* **Directions for this task**
Repeat the records below verbatim.

* **Record set**
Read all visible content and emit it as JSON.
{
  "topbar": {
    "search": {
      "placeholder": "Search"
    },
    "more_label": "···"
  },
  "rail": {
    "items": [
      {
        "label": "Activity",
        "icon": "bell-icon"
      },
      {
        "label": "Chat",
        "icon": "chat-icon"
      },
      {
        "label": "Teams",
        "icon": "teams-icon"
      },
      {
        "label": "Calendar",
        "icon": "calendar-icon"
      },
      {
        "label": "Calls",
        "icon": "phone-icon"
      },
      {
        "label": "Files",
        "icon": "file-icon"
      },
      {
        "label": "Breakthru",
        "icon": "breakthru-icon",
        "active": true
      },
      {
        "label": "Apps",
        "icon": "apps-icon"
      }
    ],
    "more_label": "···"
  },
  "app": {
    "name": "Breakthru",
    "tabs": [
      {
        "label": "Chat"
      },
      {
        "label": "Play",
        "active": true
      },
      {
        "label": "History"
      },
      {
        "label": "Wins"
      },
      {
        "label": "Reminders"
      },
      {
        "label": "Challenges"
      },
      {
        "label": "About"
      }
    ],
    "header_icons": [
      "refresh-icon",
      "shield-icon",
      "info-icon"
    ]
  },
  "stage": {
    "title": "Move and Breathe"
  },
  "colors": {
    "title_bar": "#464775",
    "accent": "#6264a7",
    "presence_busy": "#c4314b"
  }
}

* **Exercise output**
Read all visible content and emit it as JSON.
{
  "topbar": {
    "search": {
      "placeholder": "Search"
    },
    "more_label": "···"
  },
  "rail": {
    "items": [
      {
        "label": "Activity",
        "icon": "bell-icon"
      },
      {
        "label": "Chat",
        "icon": "chat-icon"
      },
      {
        "label": "Teams",
        "icon": "teams-icon"
      },
      {
        "label": "Calendar",
        "icon": "calendar-icon"
      },
      {
        "label": "Calls",
        "icon": "phone-icon"
      },
      {
        "label": "Files",
        "icon": "file-icon"
      },
      {
        "label": "Breakthru",
        "icon": "breakthru-icon",
        "active": true
      },
      {
        "label": "Apps",
        "icon": "apps-icon"
      }
    ],
    "more_label": "···"
  },
  "app": {
    "name": "Breakthru",
    "tabs": [
      {
        "label": "Chat"
      },
      {
        "label": "Play",
        "active": true
      },
      {
        "label": "History"
      },
      {
        "label": "Wins"
      },
      {
        "label": "Reminders"
      },
      {
        "label": "Challenges"
      },
      {
        "label": "About"
      }
    ],
    "header_icons": [
      "refresh-icon",
      "shield-icon",
      "info-icon"
    ]
  },
  "stage": {
    "title": "Move and Breathe"
  },
  "colors": {
    "title_bar": "#464775",
    "accent": "#6264a7",
    "presence_busy": "#c4314b"
  }
}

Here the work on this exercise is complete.